“In coming to its decision on sanction, the committee identified aggravating factors in the case that “the registrant was not only participating in the Al Quds rally but was leading it, which inevitably gave his remarks more salience” and that “the remark made regarding the Grenfell Tower tragedy was made shortly afterwards and when feelings and emotions were at their rawest and therefore would have deepened the hurt, harm and offence”.

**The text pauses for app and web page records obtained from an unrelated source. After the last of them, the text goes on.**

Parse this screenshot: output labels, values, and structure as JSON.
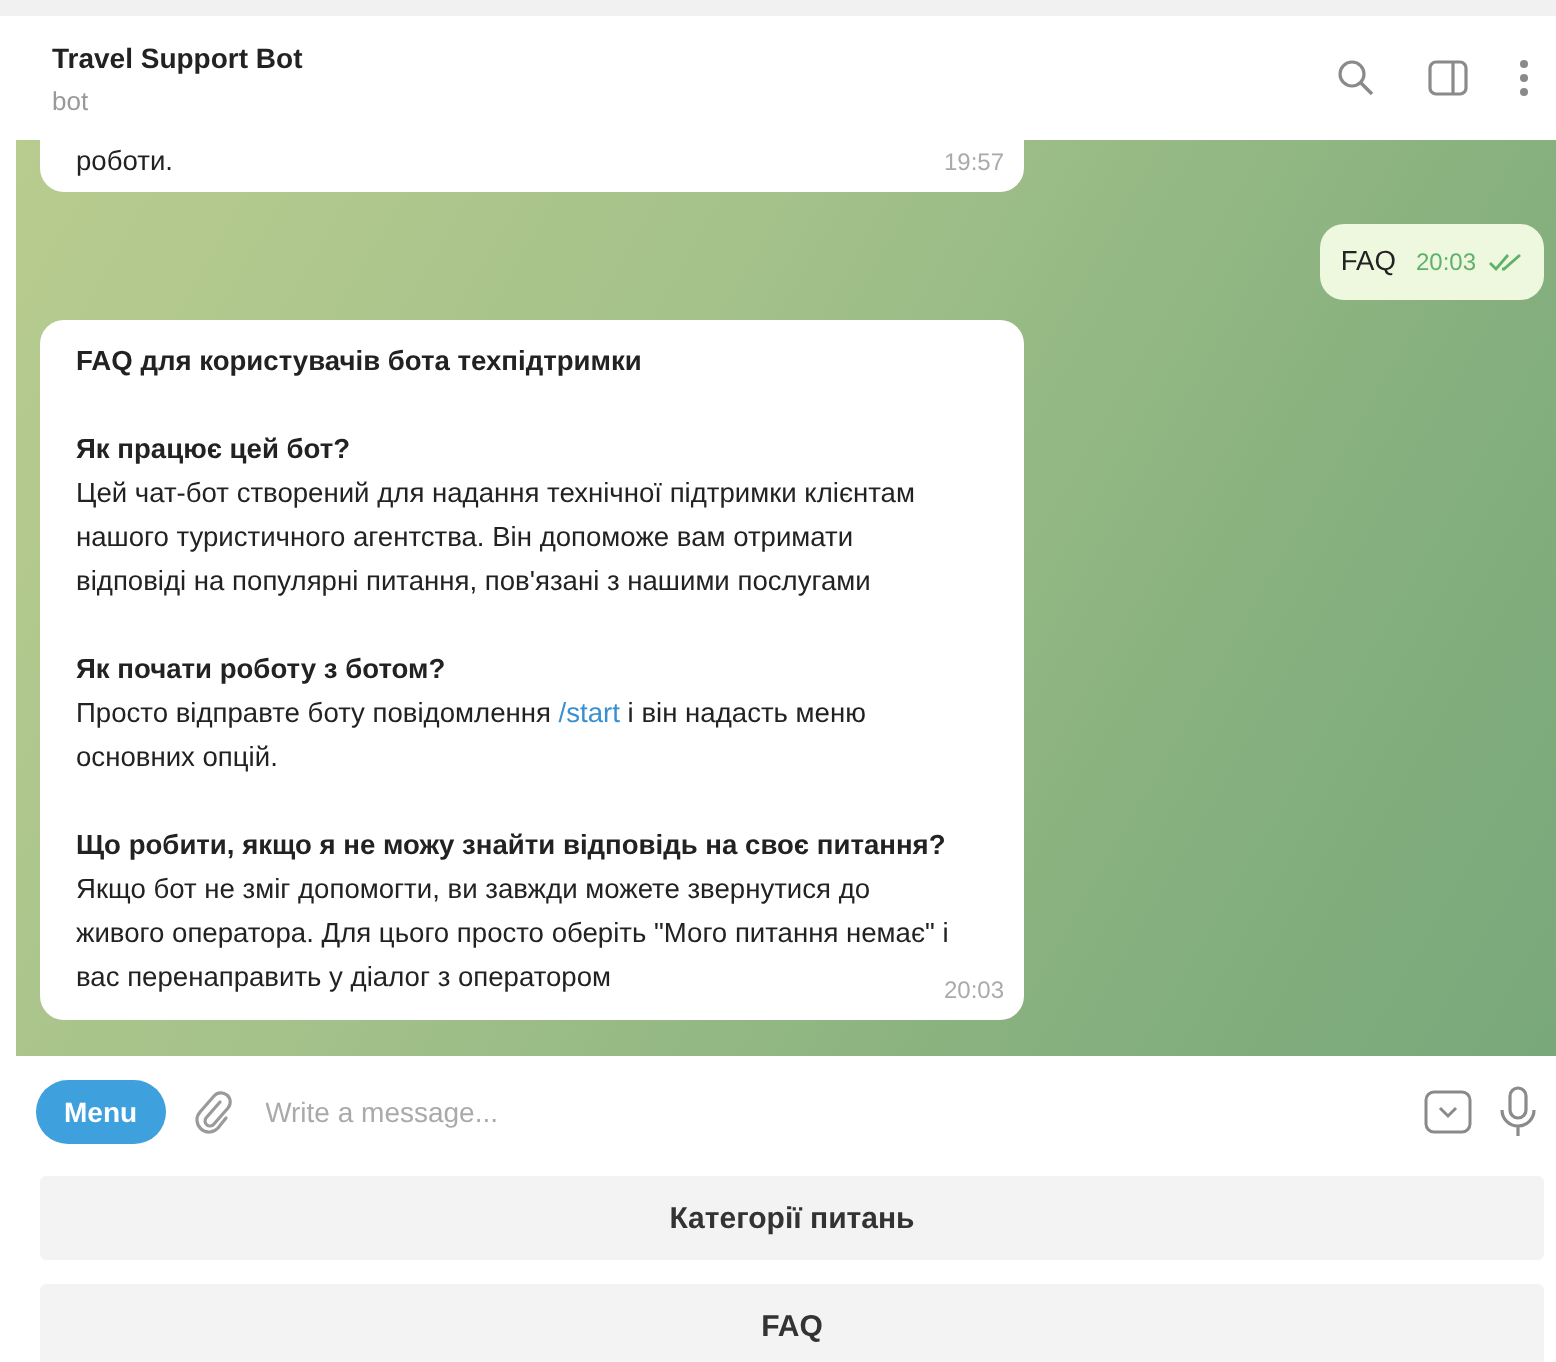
{
  "header": {
    "title": "Travel Support Bot",
    "subtitle": "bot"
  },
  "messages": [
    {
      "kind": "incoming",
      "partial": true,
      "blocks": [
        {
          "kind": "answer",
          "parts": [
            {
              "kind": "text",
              "text": "роботи."
            }
          ]
        }
      ],
      "time": "19:57"
    },
    {
      "kind": "outgoing",
      "partial": false,
      "blocks": [
        {
          "kind": "answer",
          "parts": [
            {
              "kind": "text",
              "text": "FAQ"
            }
          ]
        }
      ],
      "time": "20:03",
      "read": true
    },
    {
      "kind": "incoming",
      "partial": false,
      "blocks": [
        {
          "kind": "question",
          "text": "FAQ для користувачів бота техпідтримки"
        },
        {
          "kind": "question",
          "text": "Як працює цей бот?"
        },
        {
          "kind": "answer",
          "parts": [
            {
              "kind": "text",
              "text": "Цей чат-бот створений для надання технічної підтримки клієнтам нашого туристичного агентства. Він допоможе вам отримати відповіді на популярні питання, пов'язані з нашими послугами"
            }
          ]
        },
        {
          "kind": "question",
          "text": "Як почати роботу з ботом?"
        },
        {
          "kind": "answer",
          "parts": [
            {
              "kind": "text",
              "text": "Просто відправте боту повідомлення "
            },
            {
              "kind": "command",
              "text": "/start"
            },
            {
              "kind": "text",
              "text": " і він надасть меню основних опцій."
            }
          ]
        },
        {
          "kind": "question",
          "text": "Що робити, якщо я не можу знайти відповідь на своє питання?"
        },
        {
          "kind": "answer",
          "parts": [
            {
              "kind": "text",
              "text": "Якщо бот не зміг допомогти, ви завжди можете звернутися до живого оператора. Для цього просто оберіть \"Мого питання немає\" і вас перенаправить у діалог з оператором"
            }
          ]
        }
      ],
      "time": "20:03"
    }
  ],
  "composer": {
    "menu_label": "Menu",
    "placeholder": "Write a message..."
  },
  "keyboard": [
    "Категорії питань",
    "FAQ"
  ]
}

“The committee also set out mitigating factors, which included that “there had been no repeat of the misconduct, including when leading the Al Quds rally in subsequent years, and not at any time in the 6 years since the comments were made, the numerous uniform positive testimonials from a wide range of people attesting to the character of the registrant, that the registrant expressed genuine remorse and had apologised unreservedly, and that the registrant had demonstrated insight”.

The committee considered a period of suspension as a sanction, but decided that “a warning was the sufficient sanction in order to maintain public confidence and uphold professional standards”.

Disclaimer: The accuracy and information of news stories published on this website is accurate on the date of publishing. We endeavour to update stories if information change. You can contact us with change and update requests. Where possible, we will link to sources. Content on this website is for guidance purposes only. We cannot accept any responsibility or liability whatsoever for any action taken, or not taken. You should seek the appropriate legal advice having regard to your own particular circumstances.